[Supplied entries]
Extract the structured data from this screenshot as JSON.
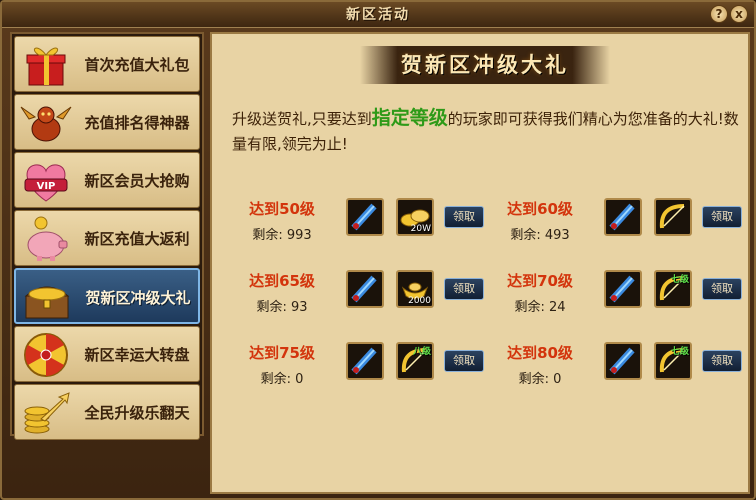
{
  "window": {
    "title": "新区活动",
    "help_label": "?",
    "close_label": "x"
  },
  "sidebar": {
    "items": [
      {
        "label": "首次充值大礼包",
        "icon": "gift-box-icon"
      },
      {
        "label": "充值排名得神器",
        "icon": "dragon-icon"
      },
      {
        "label": "新区会员大抢购",
        "icon": "vip-heart-icon"
      },
      {
        "label": "新区充值大返利",
        "icon": "piggy-bank-icon"
      },
      {
        "label": "贺新区冲级大礼",
        "icon": "treasure-chest-icon",
        "active": true
      },
      {
        "label": "新区幸运大转盘",
        "icon": "lucky-wheel-icon"
      },
      {
        "label": "全民升级乐翻天",
        "icon": "coin-stack-arrow-icon"
      }
    ]
  },
  "main": {
    "banner_title": "贺新区冲级大礼",
    "desc_before": "升级送贺礼,只要达到",
    "desc_highlight": "指定等级",
    "desc_after": "的玩家即可获得我们精心为您准备的大礼!数量有限,领完为止!",
    "claim_label": "领取",
    "rewards": [
      {
        "level": "达到50级",
        "remain": "剩余: 993",
        "item1": "scroll-icon",
        "item2": "gold-ingots-icon",
        "item2_qty": "20W"
      },
      {
        "level": "达到60级",
        "remain": "剩余: 493",
        "item1": "scroll-icon",
        "item2": "golden-bow-icon"
      },
      {
        "level": "达到65级",
        "remain": "剩余: 93",
        "item1": "scroll-icon",
        "item2": "gold-ingot-icon",
        "item2_qty": "2000"
      },
      {
        "level": "达到70级",
        "remain": "剩余: 24",
        "item1": "scroll-icon",
        "item2": "golden-bow-icon",
        "item2_tag": "七级"
      },
      {
        "level": "达到75级",
        "remain": "剩余: 0",
        "item1": "scroll-icon",
        "item2": "golden-bow-icon",
        "item2_tag": "八级"
      },
      {
        "level": "达到80级",
        "remain": "剩余: 0",
        "item1": "scroll-icon",
        "item2": "golden-bow-icon",
        "item2_tag": "七级"
      }
    ]
  },
  "colors": {
    "accent_level": "#d3340c",
    "highlight": "#2e9a18",
    "panel_bg": "#e8d3a4",
    "active_tab": "#2c4c72"
  }
}
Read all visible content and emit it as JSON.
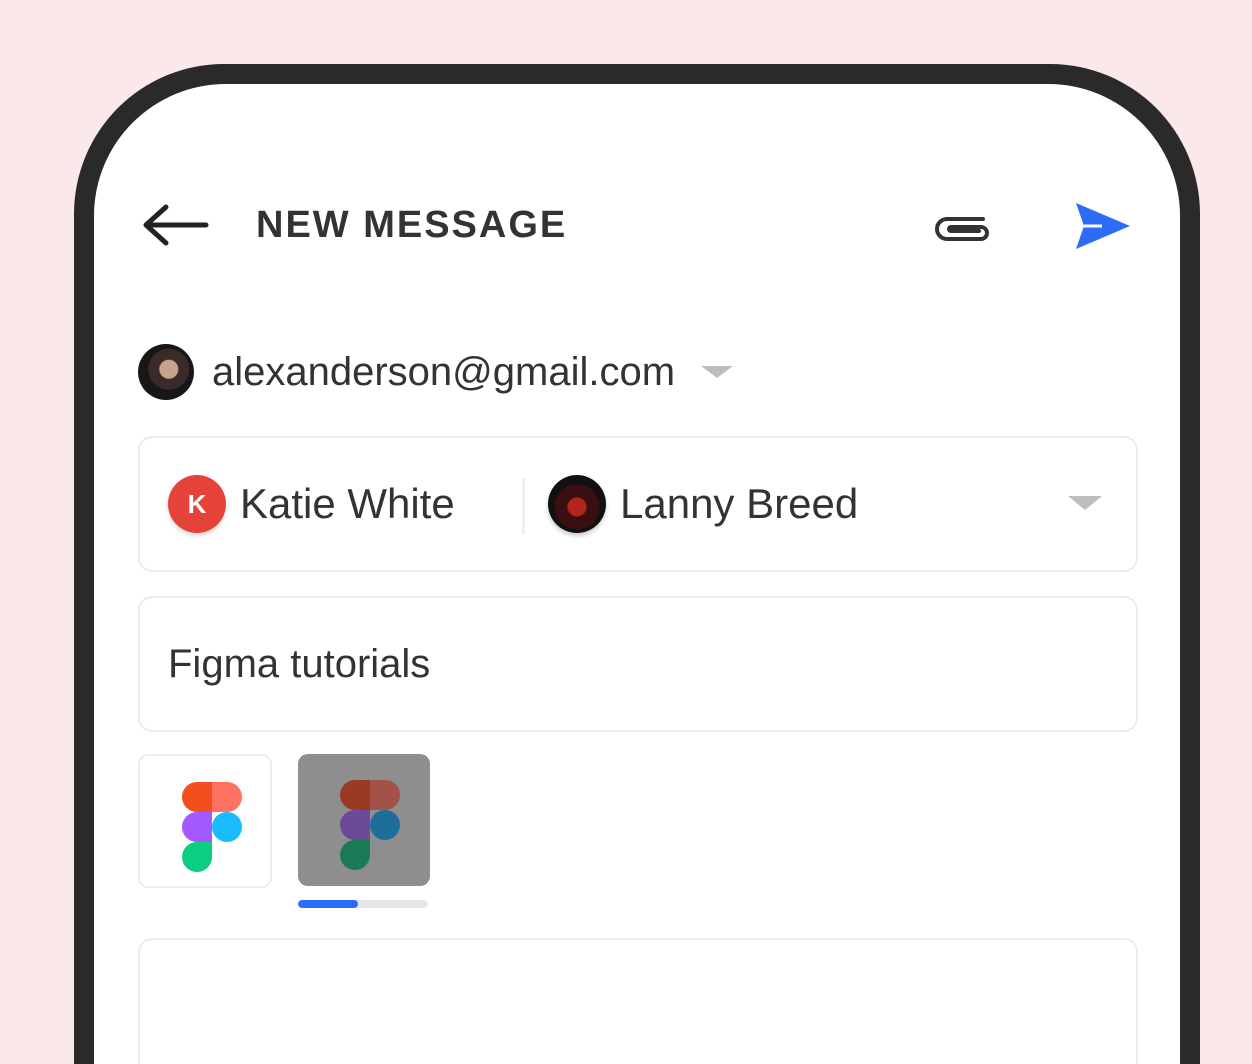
{
  "header": {
    "title": "NEW MESSAGE",
    "back_icon": "arrow-left-icon",
    "attach_icon": "paperclip-icon",
    "send_icon": "send-icon",
    "send_color": "#2d6cf6"
  },
  "from": {
    "email": "alexanderson@gmail.com"
  },
  "to": {
    "recipients": [
      {
        "name": "Katie White",
        "initial": "K",
        "color": "#e5433a"
      },
      {
        "name": "Lanny Breed"
      }
    ]
  },
  "subject": {
    "value": "Figma tutorials"
  },
  "attachments": {
    "items": [
      {
        "icon": "figma-logo-icon",
        "state": "uploaded"
      },
      {
        "icon": "figma-logo-icon",
        "state": "uploading"
      }
    ],
    "upload_progress": 0.46
  }
}
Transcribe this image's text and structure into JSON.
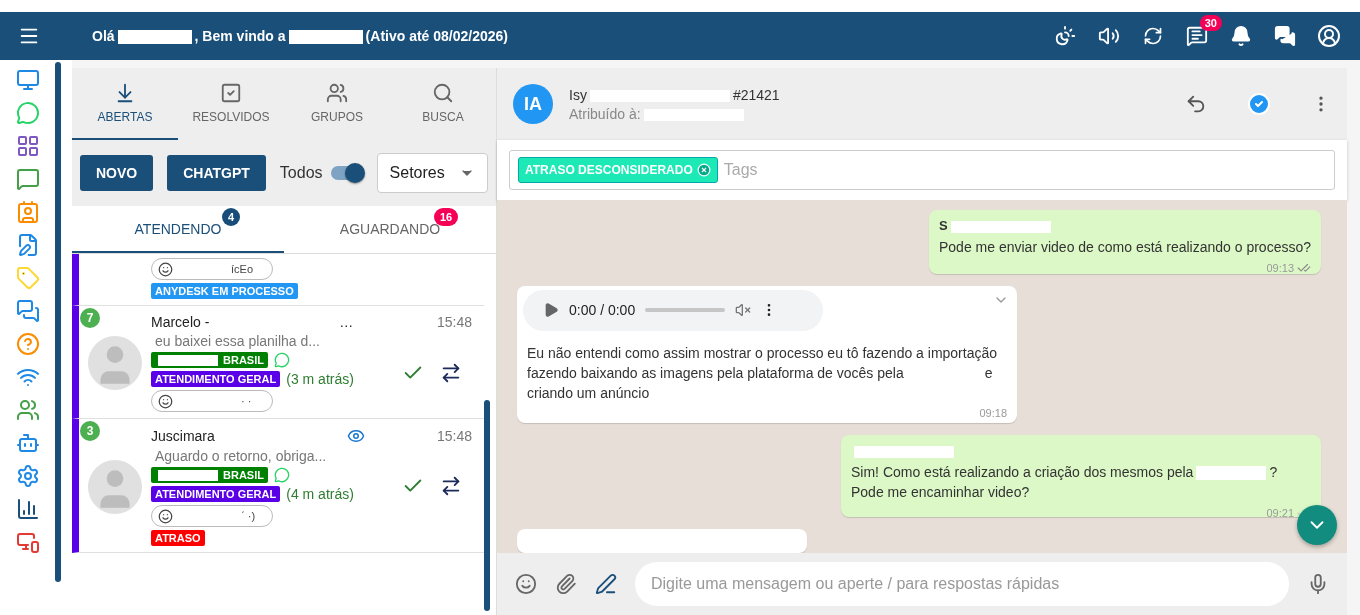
{
  "topbar": {
    "greeting": [
      {
        "kind": "text",
        "text": "Olá"
      },
      {
        "kind": "redacted"
      },
      {
        "kind": "text",
        "text": ", Bem vindo a"
      },
      {
        "kind": "redacted"
      },
      {
        "kind": "text",
        "text": "(Ativo até 08/02/2026)"
      }
    ],
    "chat_badge": "30"
  },
  "tabs": [
    {
      "label": "ABERTAS",
      "selected": true
    },
    {
      "label": "RESOLVIDOS",
      "selected": false
    },
    {
      "label": "GRUPOS",
      "selected": false
    },
    {
      "label": "BUSCA",
      "selected": false
    }
  ],
  "buttons": [
    "NOVO",
    "CHATGPT"
  ],
  "filter": {
    "label": "Todos",
    "on": true
  },
  "sector_select": {
    "value": "Setores"
  },
  "subtabs": [
    {
      "label": "ATENDENDO",
      "selected": true,
      "count": "4",
      "color": "#174d78"
    },
    {
      "label": "AGUARDANDO",
      "selected": false,
      "count": "16",
      "color": "#f50057"
    }
  ],
  "tickets": [
    {
      "partial": true,
      "user_tail": "ícEo",
      "tags": [
        {
          "label": "ANYDESK EM PROCESSO",
          "color": "#2196f3"
        }
      ]
    },
    {
      "partial": false,
      "unread": "7",
      "name": "Marcelo - ",
      "name_tail": "…",
      "viewed": false,
      "time": "15:48",
      "preview": "eu baixei essa planilha d...",
      "connection": "BRASIL",
      "queue": "ATENDIMENTO GERAL",
      "ago": "(3 m atrás)",
      "user_tail": "· ·"
    },
    {
      "partial": false,
      "unread": "3",
      "name": "Juscimara",
      "viewed": true,
      "time": "15:48",
      "preview": "Aguardo o retorno, obriga...",
      "connection": "BRASIL",
      "queue": "ATENDIMENTO GERAL",
      "ago": "(4 m atrás)",
      "user_tail": "ˊ ·)",
      "tags": [
        {
          "label": "ATRASO",
          "color": "#ff0000"
        }
      ]
    }
  ],
  "chat": {
    "avatar": "IA",
    "title_start": "Isy",
    "title_end": "#21421",
    "assigned": "Atribuído à:",
    "tags": [
      {
        "label": "ATRASO DESCONSIDERADO",
        "color": "#1de9b6"
      }
    ],
    "tags_placeholder": "Tags",
    "messages": [
      {
        "kind": "text",
        "outgoing": true,
        "sender": "S",
        "text": [
          {
            "kind": "text",
            "text": "Pode me enviar video de como está realizando o processo?"
          }
        ],
        "time": "09:13",
        "read": true
      },
      {
        "kind": "audio",
        "outgoing": false,
        "player_time": "0:00 / 0:00",
        "text": [
          {
            "kind": "text",
            "text": "Eu não entendi como assim mostrar o processo eu tô fazendo a importação fazendo baixando as imagens pela plataforma de vocês pela"
          },
          {
            "kind": "redacted"
          },
          {
            "kind": "text",
            "text": "e criando um anúncio"
          }
        ],
        "time": "09:18"
      },
      {
        "kind": "text",
        "outgoing": true,
        "text": [
          {
            "kind": "text",
            "text": "Sim! Como está realizando a criação dos mesmos pela"
          },
          {
            "kind": "redacted"
          },
          {
            "kind": "text",
            "text": "? Pode me encaminhar video?"
          }
        ],
        "time": "09:21",
        "read": false
      },
      {
        "kind": "cut",
        "outgoing": false
      }
    ],
    "input_placeholder": "Digite uma mensagem ou aperte / para respostas rápidas"
  }
}
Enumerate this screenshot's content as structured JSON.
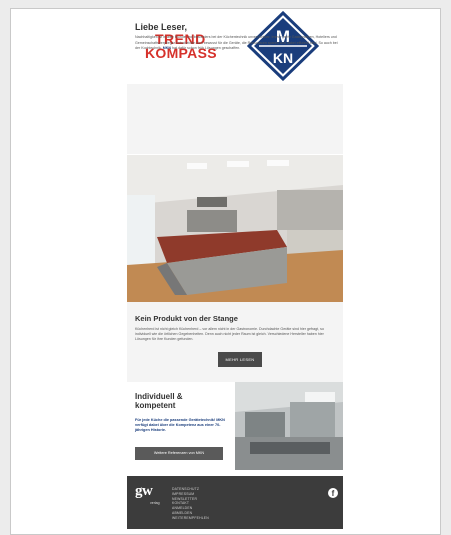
{
  "header": {
    "logo_text_line1": "TREND",
    "logo_text_line2": "KOMPASS",
    "brand_logo_text": "MKN"
  },
  "intro": {
    "greeting": "Liebe Leser,",
    "text_lead": "Nachhaltigkeit ist in aller Munde und besonders bei der Küchentechnik unverzichtbar. Immer mehr Gastronomen, Hoteliers und Gemeinschaftsverpfleger entscheiden sich bewusst für die Geräte, die Ressourcen sparen und dabei effizient sind. So auch bei der Kochtechnik. ",
    "text_brand": "MKN",
    "text_tail": " hat dafür schon früh Lösungen geschaffen."
  },
  "product": {
    "heading": "Kein Produkt von der Stange",
    "text": "Küchenherd ist nicht gleich Küchenherd – vor allem nicht in der Gastronomie. Durchdachte Geräte sind hier gefragt, so individuell wie die örtlichen Gegebenheiten. Denn auch nicht jeder Raum ist gleich. Verschiedene Hersteller haben hier Lösungen für ihre Kunden gefunden.",
    "button_label": "MEHR LESEN"
  },
  "individual": {
    "heading": "Individuell & kompetent",
    "text": "Für jede Küche die passende Gerätetechnik! MKN verfügt dabei über die Kompetenz aus einer 70-jährigen Historie.",
    "button_label": "Weitere Referenzen von MKN"
  },
  "footer": {
    "logo_text": "gw",
    "logo_sub": "verlag",
    "links": [
      "DATENSCHUTZ",
      "IMPRESSUM",
      "NEWSLETTER",
      "KONTAKT",
      "ANMELDEN",
      "ABMELDEN",
      "WEITEREMPFEHLEN"
    ],
    "social_icon": "f"
  },
  "colors": {
    "brand_red": "#d6312b",
    "brand_blue": "#1a3d7c",
    "footer_bg": "#3c3c3c",
    "button_bg": "#4a4a4a"
  }
}
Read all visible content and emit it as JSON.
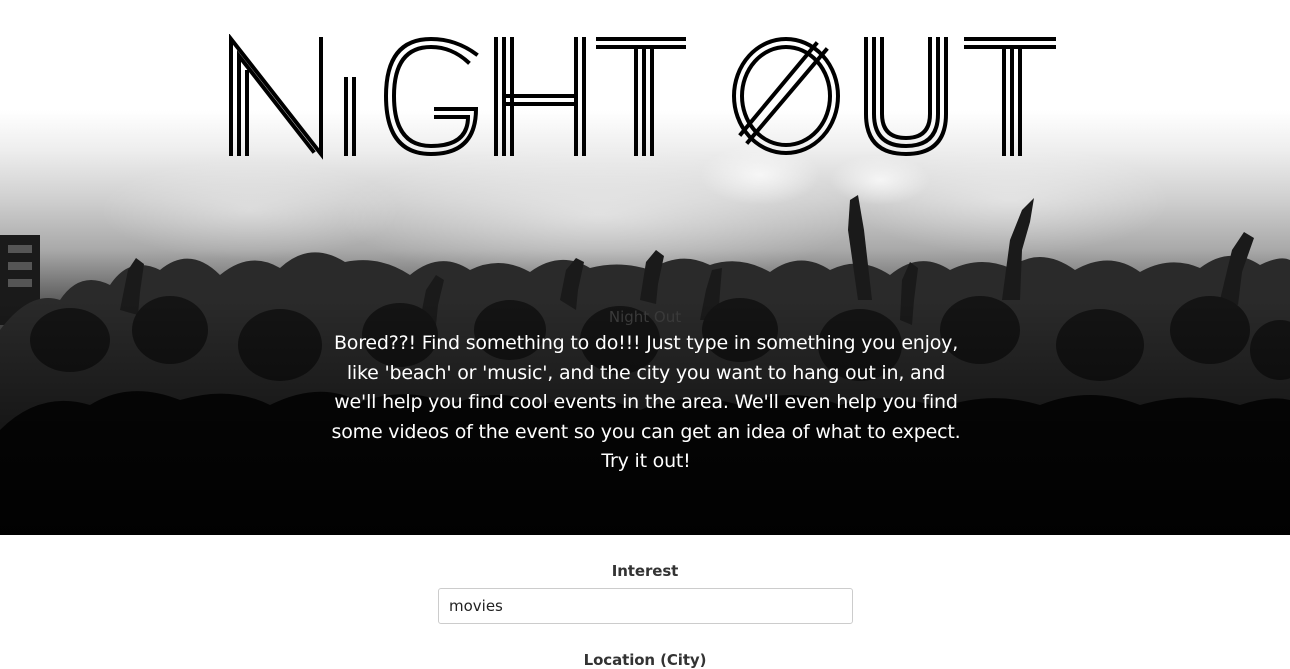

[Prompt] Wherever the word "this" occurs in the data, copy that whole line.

[Exercise output]
Extract the structured data from this screenshot as JSON.
Transcribe this image's text and structure into JSON.
Enumerate this screenshot's content as structured JSON.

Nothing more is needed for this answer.